* [Exercise requirements]:
Print all of the records. Exclude the images.

* [Available data]:
=== Section Start ===

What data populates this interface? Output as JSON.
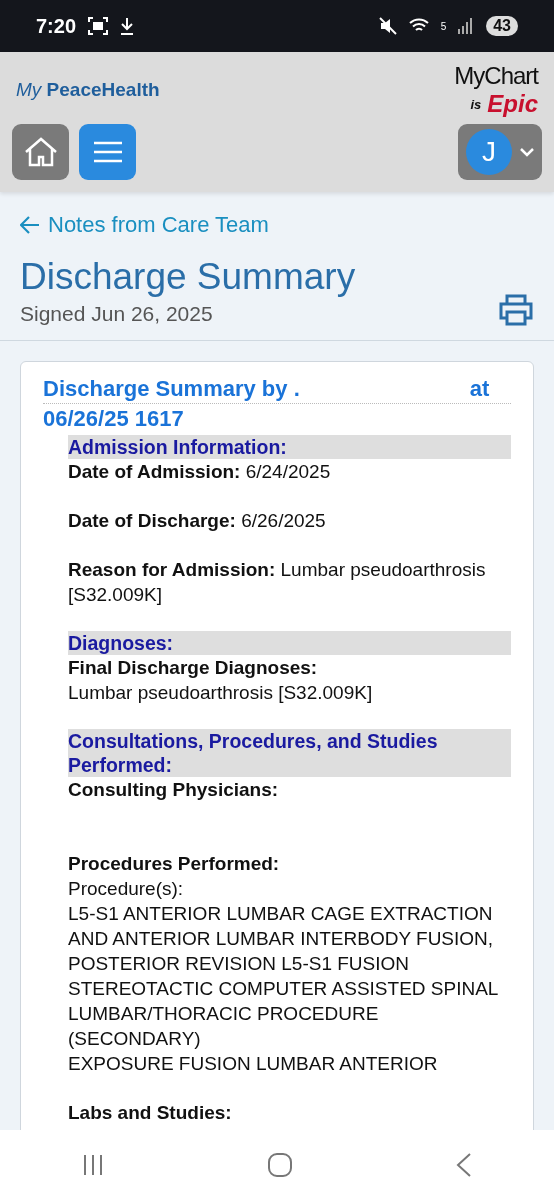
{
  "status_bar": {
    "time": "7:20",
    "wifi_badge": "5",
    "battery": "43"
  },
  "header": {
    "brand_prefix": "My",
    "brand_name": "PeaceHealth",
    "mychart": "MyChart",
    "is": "is",
    "epic": "Epic",
    "avatar_letter": "J"
  },
  "back_link": "Notes from Care Team",
  "page_title": "Discharge Summary",
  "signed": "Signed Jun 26, 2025",
  "note": {
    "title_start": "Discharge Summary by .",
    "title_end": "at",
    "title_time": "06/26/25 1617",
    "sections": [
      {
        "heading": "Admission Information:",
        "items": [
          {
            "kind": "field",
            "label": "Date of Admission:",
            "value": "6/24/2025"
          },
          {
            "kind": "field",
            "label": "Date of Discharge:",
            "value": "6/26/2025"
          },
          {
            "kind": "field",
            "label": "Reason for Admission:",
            "value": "Lumbar pseudoarthrosis [S32.009K]"
          }
        ]
      },
      {
        "heading": "Diagnoses:",
        "items": [
          {
            "kind": "block",
            "label": "Final Discharge Diagnoses:",
            "lines": [
              "Lumbar pseudoarthrosis [S32.009K]"
            ]
          }
        ]
      },
      {
        "heading": "Consultations, Procedures, and Studies Performed:",
        "items": [
          {
            "kind": "redacted",
            "label": "Consulting Physicians:"
          },
          {
            "kind": "block",
            "label": "Procedures Performed:",
            "lines": [
              "Procedure(s):",
              "L5-S1 ANTERIOR LUMBAR CAGE EXTRACTION AND ANTERIOR LUMBAR INTERBODY FUSION, POSTERIOR REVISION L5-S1 FUSION",
              "STEREOTACTIC COMPUTER ASSISTED SPINAL LUMBAR/THORACIC PROCEDURE (SECONDARY)",
              "EXPOSURE FUSION LUMBAR ANTERIOR"
            ]
          },
          {
            "kind": "block",
            "label": "Labs and Studies:"
          }
        ]
      }
    ]
  }
}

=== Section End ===

* [Your solution]:
What data populates this interface? Output as JSON.
{
  "status_bar": {
    "time": "7:20",
    "wifi_badge": "5",
    "battery": "43"
  },
  "header": {
    "brand_prefix": "My",
    "brand_name": "PeaceHealth",
    "mychart": "MyChart",
    "is": "is",
    "epic": "Epic",
    "avatar_letter": "J"
  },
  "back_link": "Notes from Care Team",
  "page_title": "Discharge Summary",
  "signed": "Signed Jun 26, 2025",
  "note": {
    "title_start": "Discharge Summary by .",
    "title_end": "at",
    "title_time": "06/26/25 1617",
    "sections": [
      {
        "heading": "Admission Information:",
        "items": [
          {
            "kind": "field",
            "label": "Date of Admission:",
            "value": "6/24/2025"
          },
          {
            "kind": "field",
            "label": "Date of Discharge:",
            "value": "6/26/2025"
          },
          {
            "kind": "field",
            "label": "Reason for Admission:",
            "value": "Lumbar pseudoarthrosis [S32.009K]"
          }
        ]
      },
      {
        "heading": "Diagnoses:",
        "items": [
          {
            "kind": "block",
            "label": "Final Discharge Diagnoses:",
            "lines": [
              "Lumbar pseudoarthrosis [S32.009K]"
            ]
          }
        ]
      },
      {
        "heading": "Consultations, Procedures, and Studies Performed:",
        "items": [
          {
            "kind": "redacted",
            "label": "Consulting Physicians:"
          },
          {
            "kind": "block",
            "label": "Procedures Performed:",
            "lines": [
              "Procedure(s):",
              "L5-S1 ANTERIOR LUMBAR CAGE EXTRACTION AND ANTERIOR LUMBAR INTERBODY FUSION, POSTERIOR REVISION L5-S1 FUSION",
              "STEREOTACTIC COMPUTER ASSISTED SPINAL LUMBAR/THORACIC PROCEDURE (SECONDARY)",
              "EXPOSURE FUSION LUMBAR ANTERIOR"
            ]
          },
          {
            "kind": "block",
            "label": "Labs and Studies:"
          }
        ]
      }
    ]
  }
}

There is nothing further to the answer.